The risk of forming another blood clot is highest in the weeks after the first episode of pulmonary embolism. This risk decreases over time. But the risk remains high for months and sometimes years, depending upon what caused the pulmonary embolism. People with recurrent blood clots and/or pulmonary embolism may have to take anticoagulants daily for the rest of their lives. Anticoagulant medicines also are often used for people who are not active due to illness or injury, or people who are having surgery on the legs, hips, belly, or brain.
Recommended Related to Lung Disease/Respiratory Problems
It is possible that the main title of the report Cystic Fibrosis is not the name you expected. Please check the synonyms listing to find the alternate name(s) and disorder subdivision(s) covered by this report.
If you are already at high risk for pulmonary embolism or deep vein thrombosis, talk to your doctor before taking a long flight or car trip. Ask if you need to take any special precautions to prevent blood clots during travel.
In this article
WebMD Medical Reference from Healthwise
September 09, 2014
This information is not intended to replace the advice of a doctor.

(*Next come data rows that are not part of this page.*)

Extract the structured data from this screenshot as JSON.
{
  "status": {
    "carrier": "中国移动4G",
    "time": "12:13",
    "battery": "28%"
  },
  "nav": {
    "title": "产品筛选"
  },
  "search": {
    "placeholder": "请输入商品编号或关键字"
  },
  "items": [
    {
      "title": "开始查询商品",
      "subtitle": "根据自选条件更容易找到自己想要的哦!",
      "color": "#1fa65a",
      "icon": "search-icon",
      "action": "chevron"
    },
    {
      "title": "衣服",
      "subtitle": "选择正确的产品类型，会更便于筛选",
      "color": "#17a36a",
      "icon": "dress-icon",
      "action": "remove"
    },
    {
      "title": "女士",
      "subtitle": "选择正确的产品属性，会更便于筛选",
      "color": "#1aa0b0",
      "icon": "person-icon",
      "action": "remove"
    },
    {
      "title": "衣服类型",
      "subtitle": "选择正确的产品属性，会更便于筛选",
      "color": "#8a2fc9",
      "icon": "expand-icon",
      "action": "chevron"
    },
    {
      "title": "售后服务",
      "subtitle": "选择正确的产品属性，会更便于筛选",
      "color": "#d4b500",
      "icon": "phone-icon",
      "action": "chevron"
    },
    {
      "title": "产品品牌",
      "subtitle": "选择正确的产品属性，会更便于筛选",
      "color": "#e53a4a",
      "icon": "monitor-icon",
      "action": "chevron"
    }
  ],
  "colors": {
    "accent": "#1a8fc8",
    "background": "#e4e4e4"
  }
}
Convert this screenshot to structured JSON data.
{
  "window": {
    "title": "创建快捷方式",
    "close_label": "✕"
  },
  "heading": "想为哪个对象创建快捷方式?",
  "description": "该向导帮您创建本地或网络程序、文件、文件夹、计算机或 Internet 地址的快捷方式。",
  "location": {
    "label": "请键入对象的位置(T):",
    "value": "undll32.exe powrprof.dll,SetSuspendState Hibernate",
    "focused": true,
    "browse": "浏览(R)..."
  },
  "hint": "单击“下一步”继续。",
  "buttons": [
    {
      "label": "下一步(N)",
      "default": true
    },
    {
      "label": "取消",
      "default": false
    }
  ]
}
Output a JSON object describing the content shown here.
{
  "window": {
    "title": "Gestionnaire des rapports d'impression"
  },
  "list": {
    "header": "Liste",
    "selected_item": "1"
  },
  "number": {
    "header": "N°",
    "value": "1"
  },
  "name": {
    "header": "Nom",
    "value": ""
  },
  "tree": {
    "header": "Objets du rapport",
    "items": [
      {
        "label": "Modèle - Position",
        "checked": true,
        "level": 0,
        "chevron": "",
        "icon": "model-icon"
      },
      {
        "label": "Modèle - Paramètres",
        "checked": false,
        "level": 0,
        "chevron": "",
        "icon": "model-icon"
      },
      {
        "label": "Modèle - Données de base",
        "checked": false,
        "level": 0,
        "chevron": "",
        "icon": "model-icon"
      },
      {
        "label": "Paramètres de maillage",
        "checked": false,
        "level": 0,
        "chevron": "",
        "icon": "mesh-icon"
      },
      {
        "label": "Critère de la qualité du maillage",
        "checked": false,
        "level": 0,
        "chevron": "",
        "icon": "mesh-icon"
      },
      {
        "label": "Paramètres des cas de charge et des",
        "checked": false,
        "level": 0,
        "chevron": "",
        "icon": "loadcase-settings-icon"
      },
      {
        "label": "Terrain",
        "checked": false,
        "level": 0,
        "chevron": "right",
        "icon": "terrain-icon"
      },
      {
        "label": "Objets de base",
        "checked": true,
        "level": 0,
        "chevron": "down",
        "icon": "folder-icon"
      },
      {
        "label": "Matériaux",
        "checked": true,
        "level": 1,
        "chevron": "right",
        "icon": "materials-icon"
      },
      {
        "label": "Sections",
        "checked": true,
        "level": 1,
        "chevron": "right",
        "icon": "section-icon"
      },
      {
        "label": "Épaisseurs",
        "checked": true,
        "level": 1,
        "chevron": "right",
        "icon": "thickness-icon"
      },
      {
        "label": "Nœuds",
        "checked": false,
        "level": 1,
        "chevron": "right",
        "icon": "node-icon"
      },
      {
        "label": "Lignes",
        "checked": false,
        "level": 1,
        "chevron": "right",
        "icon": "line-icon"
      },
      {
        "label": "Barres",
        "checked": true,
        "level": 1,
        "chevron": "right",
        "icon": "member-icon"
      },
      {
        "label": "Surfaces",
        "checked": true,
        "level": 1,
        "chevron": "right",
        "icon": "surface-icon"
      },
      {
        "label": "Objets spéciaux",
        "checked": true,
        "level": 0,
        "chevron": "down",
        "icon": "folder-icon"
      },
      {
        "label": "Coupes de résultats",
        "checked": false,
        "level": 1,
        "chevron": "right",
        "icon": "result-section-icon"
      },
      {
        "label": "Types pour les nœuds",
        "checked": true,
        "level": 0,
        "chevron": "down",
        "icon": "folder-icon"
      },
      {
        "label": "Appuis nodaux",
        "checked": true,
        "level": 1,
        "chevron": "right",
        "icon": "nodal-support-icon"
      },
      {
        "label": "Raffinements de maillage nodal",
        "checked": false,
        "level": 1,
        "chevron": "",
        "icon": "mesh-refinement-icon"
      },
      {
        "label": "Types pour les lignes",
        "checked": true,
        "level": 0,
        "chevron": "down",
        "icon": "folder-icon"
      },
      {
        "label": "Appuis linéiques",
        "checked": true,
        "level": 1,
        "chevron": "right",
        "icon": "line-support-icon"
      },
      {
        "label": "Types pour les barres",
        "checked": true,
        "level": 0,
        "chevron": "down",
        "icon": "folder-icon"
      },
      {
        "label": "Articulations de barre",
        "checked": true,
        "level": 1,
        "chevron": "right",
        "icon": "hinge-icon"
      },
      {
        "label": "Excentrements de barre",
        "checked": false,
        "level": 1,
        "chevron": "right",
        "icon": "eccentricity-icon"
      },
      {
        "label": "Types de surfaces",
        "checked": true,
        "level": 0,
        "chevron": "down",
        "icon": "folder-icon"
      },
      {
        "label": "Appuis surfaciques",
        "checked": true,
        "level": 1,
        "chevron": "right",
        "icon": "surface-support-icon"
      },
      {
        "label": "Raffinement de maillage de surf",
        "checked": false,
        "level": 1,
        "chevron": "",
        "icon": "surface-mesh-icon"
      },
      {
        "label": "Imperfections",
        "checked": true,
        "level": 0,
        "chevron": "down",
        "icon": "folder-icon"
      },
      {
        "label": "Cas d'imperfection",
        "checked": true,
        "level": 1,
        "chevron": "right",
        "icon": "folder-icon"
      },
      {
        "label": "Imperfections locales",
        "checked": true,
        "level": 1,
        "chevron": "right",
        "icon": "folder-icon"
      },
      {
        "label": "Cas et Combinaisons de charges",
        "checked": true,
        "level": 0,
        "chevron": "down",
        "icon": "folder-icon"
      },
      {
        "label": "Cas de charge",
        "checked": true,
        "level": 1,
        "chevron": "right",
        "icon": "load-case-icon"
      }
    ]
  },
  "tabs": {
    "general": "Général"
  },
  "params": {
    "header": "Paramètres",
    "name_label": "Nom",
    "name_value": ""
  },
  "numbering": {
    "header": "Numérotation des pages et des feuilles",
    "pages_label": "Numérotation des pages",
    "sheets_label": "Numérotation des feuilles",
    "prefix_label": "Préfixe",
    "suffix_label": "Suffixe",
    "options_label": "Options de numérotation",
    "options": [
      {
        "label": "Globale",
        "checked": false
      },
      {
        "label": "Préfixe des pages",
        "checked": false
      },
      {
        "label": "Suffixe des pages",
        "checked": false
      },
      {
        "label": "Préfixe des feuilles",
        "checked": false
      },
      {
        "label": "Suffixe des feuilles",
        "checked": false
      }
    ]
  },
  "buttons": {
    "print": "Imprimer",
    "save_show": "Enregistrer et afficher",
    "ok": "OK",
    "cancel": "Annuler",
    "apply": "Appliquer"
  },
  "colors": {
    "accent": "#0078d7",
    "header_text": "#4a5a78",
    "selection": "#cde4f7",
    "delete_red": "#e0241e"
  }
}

Healthwise disclaims any liability for the decisions you make based on this